Canopic jar

As canopic jars (also canopic jars or Kanopenvasen ) are in Egyptology refers to the vessels in which case the mummification in ancient Egypt the entrails were buried separately from the body.

Name derivation and representation

The name is derived from the representation of Osiris Canobus, which was created through the merger of Canopus and Osiris. The preparation was carried out as a pitcher or egg-shaped object with a human head. Were a result, in Egyptology all such vessels called canopic jars.


The earliest Canopic jars are already known from the end of the 4th dynasty of Meresanch III .. canopic jars from the fifth dynasty are already common. You are vase-shaped, first provided unmarked and with a flat lid. The vessels were in early times of clay, alabaster and limestone. From the late Old Kingdom, the canopic jars were partially labeled, provided in the Middle Kingdom with human-headed lids.

Usually found in the tombs of four canopic jars in which the viscera were buried. Since the Middle Kingdom, the internal organs were under the protection of the Sons of Horus, the four canopic gods of the contactor:

  • Duamutef for the stomach, depicted as a falcon since the 19th Dynasty
  • Imseti for the liver, in human form
  • Hapi shown for the lungs, since the 19th Dynasty as a monkey ( baboon ) and
  • Kebechsenuef responsible for the intestines, since the 19th dynasty represented as a jackal.

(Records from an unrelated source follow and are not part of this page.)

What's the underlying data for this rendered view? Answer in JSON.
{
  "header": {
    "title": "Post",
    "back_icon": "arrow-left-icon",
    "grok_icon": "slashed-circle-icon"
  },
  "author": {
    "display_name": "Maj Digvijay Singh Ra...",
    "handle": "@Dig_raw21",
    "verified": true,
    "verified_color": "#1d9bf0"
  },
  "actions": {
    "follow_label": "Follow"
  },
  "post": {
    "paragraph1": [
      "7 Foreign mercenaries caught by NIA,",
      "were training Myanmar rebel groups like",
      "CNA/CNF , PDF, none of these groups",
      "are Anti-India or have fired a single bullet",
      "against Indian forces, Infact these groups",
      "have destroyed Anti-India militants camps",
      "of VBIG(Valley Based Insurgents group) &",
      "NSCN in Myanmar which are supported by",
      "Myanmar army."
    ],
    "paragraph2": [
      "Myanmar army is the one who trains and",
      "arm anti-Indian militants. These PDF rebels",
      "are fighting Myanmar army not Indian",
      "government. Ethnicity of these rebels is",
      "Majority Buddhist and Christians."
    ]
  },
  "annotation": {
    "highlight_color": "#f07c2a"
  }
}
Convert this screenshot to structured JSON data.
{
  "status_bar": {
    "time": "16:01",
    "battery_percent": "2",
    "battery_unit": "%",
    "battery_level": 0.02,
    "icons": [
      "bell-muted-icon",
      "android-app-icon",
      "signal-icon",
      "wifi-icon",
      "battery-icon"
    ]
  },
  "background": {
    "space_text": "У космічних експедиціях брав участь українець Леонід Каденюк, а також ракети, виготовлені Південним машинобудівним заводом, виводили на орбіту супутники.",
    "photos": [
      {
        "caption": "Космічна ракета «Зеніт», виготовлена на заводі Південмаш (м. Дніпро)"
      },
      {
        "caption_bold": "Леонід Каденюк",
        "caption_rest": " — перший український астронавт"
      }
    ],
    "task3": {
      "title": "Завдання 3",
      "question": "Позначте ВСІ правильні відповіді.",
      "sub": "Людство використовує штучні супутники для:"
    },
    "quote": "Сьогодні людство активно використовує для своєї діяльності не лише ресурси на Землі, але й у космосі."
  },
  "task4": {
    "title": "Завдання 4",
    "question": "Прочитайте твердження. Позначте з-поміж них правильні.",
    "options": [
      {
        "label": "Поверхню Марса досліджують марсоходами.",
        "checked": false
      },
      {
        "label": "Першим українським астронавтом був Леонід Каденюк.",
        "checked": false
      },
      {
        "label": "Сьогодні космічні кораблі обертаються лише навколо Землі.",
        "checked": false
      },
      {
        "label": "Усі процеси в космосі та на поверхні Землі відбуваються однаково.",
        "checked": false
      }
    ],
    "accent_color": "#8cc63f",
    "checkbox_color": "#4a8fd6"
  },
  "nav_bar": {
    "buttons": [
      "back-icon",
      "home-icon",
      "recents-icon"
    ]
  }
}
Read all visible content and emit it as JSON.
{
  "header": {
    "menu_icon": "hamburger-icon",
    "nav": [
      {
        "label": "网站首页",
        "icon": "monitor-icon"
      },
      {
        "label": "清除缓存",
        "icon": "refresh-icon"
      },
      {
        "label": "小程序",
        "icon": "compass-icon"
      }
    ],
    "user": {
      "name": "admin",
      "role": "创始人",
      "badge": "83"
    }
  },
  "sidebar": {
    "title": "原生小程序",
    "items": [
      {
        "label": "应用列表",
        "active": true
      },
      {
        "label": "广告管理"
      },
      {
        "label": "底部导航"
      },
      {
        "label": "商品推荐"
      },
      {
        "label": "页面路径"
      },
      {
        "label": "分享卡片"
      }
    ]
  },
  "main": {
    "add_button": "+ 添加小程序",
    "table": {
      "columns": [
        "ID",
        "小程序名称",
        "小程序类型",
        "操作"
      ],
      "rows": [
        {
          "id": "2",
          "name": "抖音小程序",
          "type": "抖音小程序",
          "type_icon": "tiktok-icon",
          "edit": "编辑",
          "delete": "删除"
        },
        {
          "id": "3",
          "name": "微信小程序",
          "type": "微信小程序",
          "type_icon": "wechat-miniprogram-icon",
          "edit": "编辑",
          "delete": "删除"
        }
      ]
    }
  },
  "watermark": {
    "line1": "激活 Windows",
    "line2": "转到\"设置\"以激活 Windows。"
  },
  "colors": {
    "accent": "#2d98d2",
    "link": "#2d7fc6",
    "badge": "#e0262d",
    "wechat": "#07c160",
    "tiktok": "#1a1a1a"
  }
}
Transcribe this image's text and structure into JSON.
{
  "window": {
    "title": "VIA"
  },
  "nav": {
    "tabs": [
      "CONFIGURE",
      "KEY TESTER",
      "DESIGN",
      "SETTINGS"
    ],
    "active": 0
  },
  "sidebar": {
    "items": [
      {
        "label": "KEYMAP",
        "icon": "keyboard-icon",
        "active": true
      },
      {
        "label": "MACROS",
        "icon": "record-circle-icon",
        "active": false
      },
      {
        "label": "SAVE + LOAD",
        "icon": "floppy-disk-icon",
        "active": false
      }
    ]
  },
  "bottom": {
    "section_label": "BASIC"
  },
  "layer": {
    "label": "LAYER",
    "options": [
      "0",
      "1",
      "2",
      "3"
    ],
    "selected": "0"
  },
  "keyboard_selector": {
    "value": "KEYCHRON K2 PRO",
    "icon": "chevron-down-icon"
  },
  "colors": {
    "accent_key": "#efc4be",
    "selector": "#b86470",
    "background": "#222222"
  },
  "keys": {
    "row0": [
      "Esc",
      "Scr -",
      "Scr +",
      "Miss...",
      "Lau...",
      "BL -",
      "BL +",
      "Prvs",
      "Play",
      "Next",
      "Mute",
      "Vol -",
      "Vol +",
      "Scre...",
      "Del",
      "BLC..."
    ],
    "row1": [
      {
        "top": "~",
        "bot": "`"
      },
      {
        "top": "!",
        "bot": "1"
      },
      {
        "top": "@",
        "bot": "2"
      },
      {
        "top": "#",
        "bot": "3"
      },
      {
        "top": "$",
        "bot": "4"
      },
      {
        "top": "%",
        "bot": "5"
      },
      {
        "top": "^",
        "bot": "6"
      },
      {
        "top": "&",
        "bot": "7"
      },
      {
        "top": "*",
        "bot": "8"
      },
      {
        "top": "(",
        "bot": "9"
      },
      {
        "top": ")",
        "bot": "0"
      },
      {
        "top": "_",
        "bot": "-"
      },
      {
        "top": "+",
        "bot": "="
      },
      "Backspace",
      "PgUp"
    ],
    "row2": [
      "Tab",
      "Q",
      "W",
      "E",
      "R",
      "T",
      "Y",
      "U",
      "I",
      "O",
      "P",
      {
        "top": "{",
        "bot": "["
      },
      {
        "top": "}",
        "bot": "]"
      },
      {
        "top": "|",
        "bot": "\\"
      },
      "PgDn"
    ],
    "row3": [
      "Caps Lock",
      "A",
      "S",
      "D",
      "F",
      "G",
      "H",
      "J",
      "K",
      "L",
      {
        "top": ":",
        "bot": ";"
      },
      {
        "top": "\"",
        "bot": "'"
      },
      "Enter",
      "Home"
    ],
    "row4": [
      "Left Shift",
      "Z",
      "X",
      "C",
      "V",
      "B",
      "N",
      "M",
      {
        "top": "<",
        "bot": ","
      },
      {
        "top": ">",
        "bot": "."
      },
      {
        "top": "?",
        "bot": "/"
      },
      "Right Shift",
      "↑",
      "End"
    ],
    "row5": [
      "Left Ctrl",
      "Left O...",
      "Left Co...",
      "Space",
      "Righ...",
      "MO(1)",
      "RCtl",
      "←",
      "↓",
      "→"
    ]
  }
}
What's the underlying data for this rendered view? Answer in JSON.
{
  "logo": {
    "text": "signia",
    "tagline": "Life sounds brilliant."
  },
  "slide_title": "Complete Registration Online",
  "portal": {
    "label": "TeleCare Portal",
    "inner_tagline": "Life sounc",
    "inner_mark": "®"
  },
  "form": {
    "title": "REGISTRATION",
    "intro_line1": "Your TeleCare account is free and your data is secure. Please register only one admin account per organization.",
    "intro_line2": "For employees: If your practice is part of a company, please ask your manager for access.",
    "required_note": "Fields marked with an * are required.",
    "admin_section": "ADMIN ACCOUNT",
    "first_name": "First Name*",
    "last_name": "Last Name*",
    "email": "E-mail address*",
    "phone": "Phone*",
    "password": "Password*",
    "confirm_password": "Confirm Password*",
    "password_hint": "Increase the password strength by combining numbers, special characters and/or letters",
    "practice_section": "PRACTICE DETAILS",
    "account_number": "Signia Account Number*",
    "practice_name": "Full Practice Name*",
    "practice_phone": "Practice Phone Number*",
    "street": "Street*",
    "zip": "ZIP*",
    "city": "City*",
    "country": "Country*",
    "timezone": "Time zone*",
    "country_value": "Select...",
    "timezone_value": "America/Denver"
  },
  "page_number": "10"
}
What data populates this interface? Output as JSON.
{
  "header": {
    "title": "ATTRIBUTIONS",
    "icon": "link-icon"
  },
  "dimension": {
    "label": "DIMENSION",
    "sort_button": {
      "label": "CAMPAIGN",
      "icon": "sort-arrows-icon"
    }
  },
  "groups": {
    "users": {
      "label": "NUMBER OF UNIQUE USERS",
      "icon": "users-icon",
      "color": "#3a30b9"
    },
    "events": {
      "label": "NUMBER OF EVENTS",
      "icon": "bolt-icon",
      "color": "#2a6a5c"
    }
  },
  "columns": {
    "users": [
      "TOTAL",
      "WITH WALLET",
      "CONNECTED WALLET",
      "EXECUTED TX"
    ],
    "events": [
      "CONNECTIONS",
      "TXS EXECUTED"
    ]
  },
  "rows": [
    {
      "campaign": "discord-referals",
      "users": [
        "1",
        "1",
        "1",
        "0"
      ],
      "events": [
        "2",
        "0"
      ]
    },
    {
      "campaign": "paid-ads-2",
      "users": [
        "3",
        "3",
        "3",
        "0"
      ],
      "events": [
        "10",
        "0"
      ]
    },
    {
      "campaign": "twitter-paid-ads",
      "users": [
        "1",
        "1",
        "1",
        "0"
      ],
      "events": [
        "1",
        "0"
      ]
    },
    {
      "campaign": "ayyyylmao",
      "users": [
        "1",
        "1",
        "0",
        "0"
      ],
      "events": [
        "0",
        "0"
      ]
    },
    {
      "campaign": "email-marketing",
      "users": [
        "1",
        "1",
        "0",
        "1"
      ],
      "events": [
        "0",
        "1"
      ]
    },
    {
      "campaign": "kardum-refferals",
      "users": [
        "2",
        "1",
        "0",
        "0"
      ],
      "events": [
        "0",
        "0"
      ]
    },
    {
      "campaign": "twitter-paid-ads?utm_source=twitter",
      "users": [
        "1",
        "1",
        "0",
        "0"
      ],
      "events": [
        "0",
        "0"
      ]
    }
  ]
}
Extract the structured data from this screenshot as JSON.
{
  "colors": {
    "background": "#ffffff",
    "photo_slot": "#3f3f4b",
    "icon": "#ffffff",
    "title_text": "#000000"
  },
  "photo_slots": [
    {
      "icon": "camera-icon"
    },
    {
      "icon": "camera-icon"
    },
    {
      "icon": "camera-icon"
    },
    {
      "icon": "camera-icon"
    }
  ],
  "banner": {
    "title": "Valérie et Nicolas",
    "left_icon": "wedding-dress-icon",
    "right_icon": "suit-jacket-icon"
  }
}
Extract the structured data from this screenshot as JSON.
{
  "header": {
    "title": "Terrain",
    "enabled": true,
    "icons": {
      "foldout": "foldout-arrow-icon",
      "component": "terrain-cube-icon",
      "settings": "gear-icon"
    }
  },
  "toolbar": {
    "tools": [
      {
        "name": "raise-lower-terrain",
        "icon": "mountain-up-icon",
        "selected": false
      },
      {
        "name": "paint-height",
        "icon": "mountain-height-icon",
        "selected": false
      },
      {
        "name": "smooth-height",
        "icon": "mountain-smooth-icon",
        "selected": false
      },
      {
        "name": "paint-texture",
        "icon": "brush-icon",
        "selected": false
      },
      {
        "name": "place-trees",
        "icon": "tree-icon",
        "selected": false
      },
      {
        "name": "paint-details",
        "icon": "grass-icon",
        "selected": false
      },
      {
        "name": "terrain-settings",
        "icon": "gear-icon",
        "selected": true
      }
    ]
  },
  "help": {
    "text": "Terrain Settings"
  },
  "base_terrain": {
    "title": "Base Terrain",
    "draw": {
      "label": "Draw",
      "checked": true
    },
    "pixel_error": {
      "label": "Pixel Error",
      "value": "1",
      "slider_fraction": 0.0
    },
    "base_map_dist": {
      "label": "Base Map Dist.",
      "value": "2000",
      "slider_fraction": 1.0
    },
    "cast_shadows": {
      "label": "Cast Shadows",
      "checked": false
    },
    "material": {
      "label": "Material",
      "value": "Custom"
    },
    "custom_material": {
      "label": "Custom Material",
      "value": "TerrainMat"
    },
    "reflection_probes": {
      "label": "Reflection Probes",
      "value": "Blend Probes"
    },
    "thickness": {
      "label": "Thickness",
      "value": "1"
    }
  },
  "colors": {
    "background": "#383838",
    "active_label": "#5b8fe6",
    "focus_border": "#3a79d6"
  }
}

In the New Kingdom and the Third Intermediate Period, there is also anecdotal evidence that the viscera were entombed as miniature mummies and then buried in the canopic jars. This looked like miniature mummies and could even wear a small mask. The lids of the canopic jars were in the Amarna period individualized human traits of the deceased (see Tutankhamun ). Since the 19th Dynasty the lids of the vessels bore the characteristic animal heads which they sheltered gods.

The presence of the canopic jars in the tombs seemed more important than the original objective function to have been: so they found mummies whose viscera were not removed. In the second half of the Third Intermediate Period was entirely dispensed with canopic jars; the intestines were placed back into the body and protected by wax figures of the Sons of Horus. From this and the later period also Scheinkanopen without internal cavity are known.